When a line in the material contains the word "value", copy it.

··········

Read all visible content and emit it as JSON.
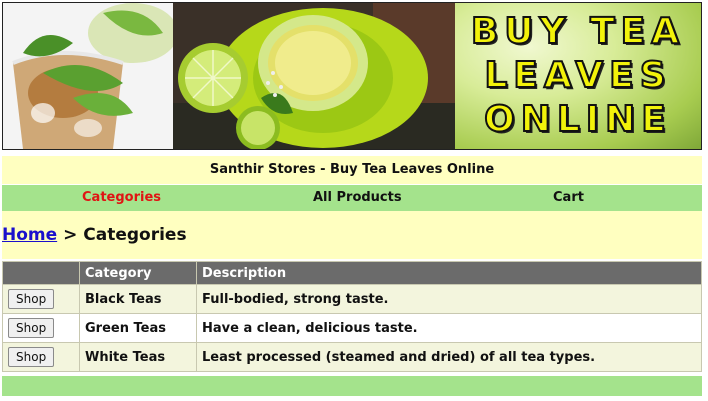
{
  "banner": {
    "title_lines": [
      "BUY TEA",
      "LEAVES",
      "ONLINE"
    ]
  },
  "store": {
    "name": "Santhir Stores - Buy Tea Leaves Online"
  },
  "nav": {
    "items": [
      {
        "label": "Categories",
        "active": true
      },
      {
        "label": "All Products",
        "active": false
      },
      {
        "label": "Cart",
        "active": false
      }
    ]
  },
  "breadcrumb": {
    "home": "Home",
    "separator": ">",
    "current": "Categories"
  },
  "table": {
    "headers": [
      "",
      "Category",
      "Description"
    ],
    "rows": [
      {
        "button": "Shop",
        "category": "Black Teas",
        "description": "Full-bodied, strong taste."
      },
      {
        "button": "Shop",
        "category": "Green Teas",
        "description": "Have a clean, delicious taste."
      },
      {
        "button": "Shop",
        "category": "White Teas",
        "description": "Least processed (steamed and dried) of all tea types."
      }
    ]
  },
  "colors": {
    "nav_bg": "#a4e38c",
    "bar_bg": "#ffffc0",
    "header_bg": "#6b6b6b",
    "active_link": "#e01414",
    "link": "#1a10cc",
    "title_text": "#f2f20a"
  }
}
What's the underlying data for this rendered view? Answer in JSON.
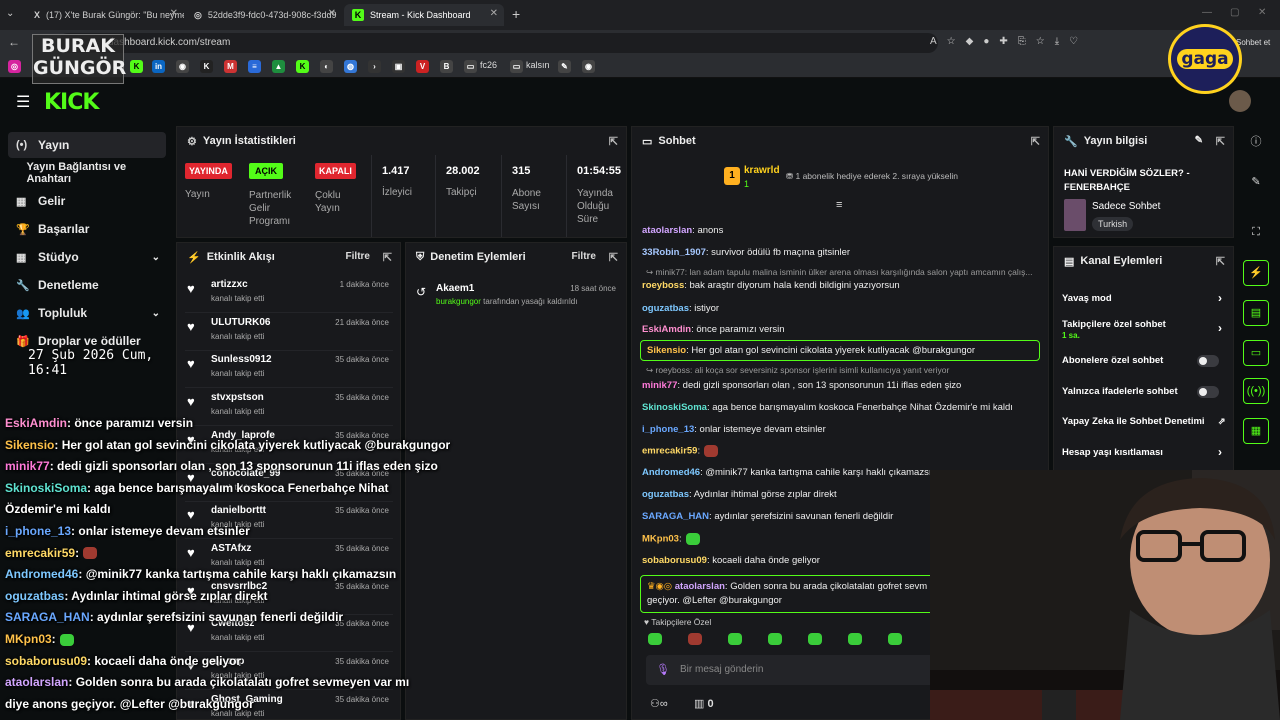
{
  "browser": {
    "tabs": [
      {
        "label": "(17) X'te Burak Güngör: \"Bu neyme",
        "icon": "X"
      },
      {
        "label": "52dde3f9-fdc0-473d-908c-f3dd9",
        "icon": "◎"
      },
      {
        "label": "Stream - Kick Dashboard",
        "icon": "K"
      }
    ],
    "url": "dashboard.kick.com/stream",
    "profile_label": "Sohbet et",
    "bookmarks": [
      "fc26",
      "kalsın"
    ]
  },
  "watermark": {
    "line1": "BURAK",
    "line2": "GÜNGÖR",
    "badge": "gaga"
  },
  "sidebar": {
    "items": [
      {
        "label": "Yayın",
        "icon": "(•)"
      },
      {
        "label": "Yayın Bağlantısı ve Anahtarı",
        "icon": ""
      },
      {
        "label": "Gelir",
        "icon": "▦"
      },
      {
        "label": "Başarılar",
        "icon": "🏆"
      },
      {
        "label": "Stüdyo",
        "icon": "▦",
        "chev": "⌄"
      },
      {
        "label": "Denetleme",
        "icon": "🔧"
      },
      {
        "label": "Topluluk",
        "icon": "👥",
        "chev": "⌄"
      },
      {
        "label": "Droplar ve ödüller",
        "icon": "🎁"
      }
    ],
    "clock": "27 Şub 2026 Cum, 16:41"
  },
  "stats": {
    "title": "Yayın İstatistikleri",
    "cols": [
      {
        "badge": "YAYINDA",
        "color": "#e0262f",
        "label": "Yayın"
      },
      {
        "badge": "AÇIK",
        "color": "#53fc18",
        "label": "Partnerlik Gelir Programı"
      },
      {
        "badge": "KAPALI",
        "color": "#e0262f",
        "label": "Çoklu Yayın"
      },
      {
        "value": "1.417",
        "label": "İzleyici"
      },
      {
        "value": "28.002",
        "label": "Takipçi"
      },
      {
        "value": "315",
        "label": "Abone Sayısı"
      },
      {
        "value": "01:54:55",
        "label": "Yayında Olduğu Süre"
      }
    ]
  },
  "activity": {
    "title": "Etkinlik Akışı",
    "filter": "Filtre",
    "items": [
      {
        "name": "artizzxc",
        "sub": "kanalı takip etti",
        "time": "1 dakika önce"
      },
      {
        "name": "ULUTURK06",
        "sub": "kanalı takip etti",
        "time": "21 dakika önce"
      },
      {
        "name": "Sunless0912",
        "sub": "kanalı takip etti",
        "time": "35 dakika önce"
      },
      {
        "name": "stvxpstson",
        "sub": "kanalı takip etti",
        "time": "35 dakika önce"
      },
      {
        "name": "Andy_laprofe",
        "sub": "kanalı takip etti",
        "time": "35 dakika önce"
      },
      {
        "name": "cohocolate_99",
        "sub": "kanalı takip etti",
        "time": "35 dakika önce"
      },
      {
        "name": "danielborttt",
        "sub": "kanalı takip etti",
        "time": "35 dakika önce"
      },
      {
        "name": "ASTAfxz",
        "sub": "kanalı takip etti",
        "time": "35 dakika önce"
      },
      {
        "name": "cnsvsrrlbc2",
        "sub": "kanalı takip etti",
        "time": "35 dakika önce"
      },
      {
        "name": "Cweltosz",
        "sub": "kanalı takip etti",
        "time": "35 dakika önce"
      },
      {
        "name": "ay_zap",
        "sub": "kanalı takip etti",
        "time": "35 dakika önce"
      },
      {
        "name": "Ghost_Gaming",
        "sub": "kanalı takip etti",
        "time": "35 dakika önce"
      }
    ]
  },
  "moderation": {
    "title": "Denetim Eylemleri",
    "filter": "Filtre",
    "item": {
      "name": "Akaem1",
      "time": "18 saat önce",
      "by": "burakgungor",
      "text": "tarafından yasağı kaldırıldı"
    }
  },
  "chat": {
    "title": "Sohbet",
    "pinned_user": "krawrld",
    "pinned_rank": "1",
    "pinned_count": "1",
    "gift_text": "1 abonelik hediye ederek 2. sıraya yükselin",
    "messages": [
      {
        "user": "ataolarslan",
        "color": "#d2a6ff",
        "text": ": anons"
      },
      {
        "user": "33Robin_1907",
        "color": "#a6c8ff",
        "text": ": survivor ödülü fb maçına gitsinler"
      },
      {
        "sys": "minik77: lan adam tapulu malina isminin ülker arena olması karşılığında salon yaptı amcamın çalış..."
      },
      {
        "user": "roeyboss",
        "color": "#ffd966",
        "text": ": bak araştır diyorum hala kendi bildigini yazıyorsun"
      },
      {
        "user": "oguzatbas",
        "color": "#7ec8ff",
        "text": ": istiyor"
      },
      {
        "user": "EskiAmdin",
        "color": "#ff8fd0",
        "text": ": önce paramızı versin"
      },
      {
        "user": "Sikensio",
        "color": "#ffc24a",
        "text": ": Her gol atan gol sevincini cikolata yiyerek kutliyacak @burakgungor",
        "hl": true
      },
      {
        "sys": "roeyboss: ali koça sor seversiniz sponsor işlerini isimli kullanıcıya yanıt veriyor"
      },
      {
        "user": "minik77",
        "color": "#ff7ad9",
        "text": ": dedi gizli sponsorları olan , son 13 sponsorunun 11i iflas eden şizo"
      },
      {
        "user": "SkinoskiSoma",
        "color": "#5fe3d1",
        "text": ": aga bence barışmayalım koskoca Fenerbahçe Nihat Özdemir'e mi kaldı"
      },
      {
        "user": "i_phone_13",
        "color": "#6aa8ff",
        "text": ": onlar istemeye devam etsinler"
      },
      {
        "user": "emrecakir59",
        "color": "#ffd966",
        "text": ":"
      },
      {
        "user": "Andromed46",
        "color": "#7ec8ff",
        "text": ": @minik77 kanka tartışma cahile karşı haklı çıkamazsın"
      },
      {
        "user": "oguzatbas",
        "color": "#7ec8ff",
        "text": ": Aydınlar ihtimal görse zıplar direkt"
      },
      {
        "user": "SARAGA_HAN",
        "color": "#6aa8ff",
        "text": ": aydınlar şerefsizini savunan fenerli değildir"
      },
      {
        "user": "MKpn03",
        "color": "#ffc24a",
        "text": ":"
      },
      {
        "user": "sobaborusu09",
        "color": "#ffd966",
        "text": ": kocaeli daha önde geliyor"
      }
    ],
    "last_user": "ataolarslan",
    "last_text": ": Golden sonra bu arada çikolatalatı gofret sevm",
    "last_text2": "geçiyor. @Lefter @burakgungor",
    "emote_label": "Takipçilere Özel",
    "input_placeholder": "Bir mesaj gönderin",
    "footer_count": "0"
  },
  "info": {
    "title": "Yayın bilgisi",
    "stream_title": "HANİ VERDİĞİM SÖZLER? - FENERBAHÇE",
    "category": "Sadece Sohbet",
    "language": "Turkish",
    "actions_title": "Kanal Eylemleri",
    "actions": [
      {
        "label": "Yavaş mod",
        "type": "chev"
      },
      {
        "label": "Takipçilere özel sohbet",
        "sub": "1 sa.",
        "type": "chev"
      },
      {
        "label": "Abonelere özel sohbet",
        "type": "toggle"
      },
      {
        "label": "Yalnızca ifadelerle sohbet",
        "type": "toggle"
      },
      {
        "label": "Yapay Zeka ile Sohbet Denetimi",
        "type": "ext"
      },
      {
        "label": "Hesap yaşı kısıtlaması",
        "type": "chev"
      }
    ]
  },
  "overlay": {
    "lines": [
      {
        "user": "EskiAmdin",
        "color": "#ff8fd0",
        "text": ": önce paramızı versin"
      },
      {
        "user": "Sikensio",
        "color": "#ffc24a",
        "text": ": Her gol atan gol sevincini cikolata yiyerek kutliyacak @burakgungor"
      },
      {
        "user": "minik77",
        "color": "#ff7ad9",
        "text": ": dedi gizli sponsorları olan , son 13 sponsorunun 11i iflas eden şizo"
      },
      {
        "user": "SkinoskiSoma",
        "color": "#5fe3d1",
        "text": ": aga bence barışmayalım koskoca Fenerbahçe Nihat"
      },
      {
        "user": "",
        "color": "#fff",
        "text": "Özdemir'e mi kaldı"
      },
      {
        "user": "i_phone_13",
        "color": "#6aa8ff",
        "text": ": onlar istemeye devam etsinler"
      },
      {
        "user": "emrecakir59",
        "color": "#ffd966",
        "text": ":"
      },
      {
        "user": "Andromed46",
        "color": "#7ec8ff",
        "text": ": @minik77 kanka tartışma cahile karşı haklı çıkamazsın"
      },
      {
        "user": "oguzatbas",
        "color": "#7ec8ff",
        "text": ": Aydınlar ihtimal görse zıplar direkt"
      },
      {
        "user": "SARAGA_HAN",
        "color": "#6aa8ff",
        "text": ": aydınlar şerefsizini savunan fenerli değildir"
      },
      {
        "user": "MKpn03",
        "color": "#ffc24a",
        "text": ":"
      },
      {
        "user": "sobaborusu09",
        "color": "#ffd966",
        "text": ": kocaeli daha önde geliyor"
      },
      {
        "user": "ataolarslan",
        "color": "#d2a6ff",
        "text": ": Golden sonra bu arada çikolatalatı gofret sevmeyen var mı"
      },
      {
        "user": "",
        "color": "#fff",
        "text": "diye anons geçiyor. @Lefter @burakgungor"
      }
    ]
  }
}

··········

OUTPUT FOR THIS TASK:
        "value": "1.417",
        "value": "28.002",
        "value": "315",
        "value": "01:54:55",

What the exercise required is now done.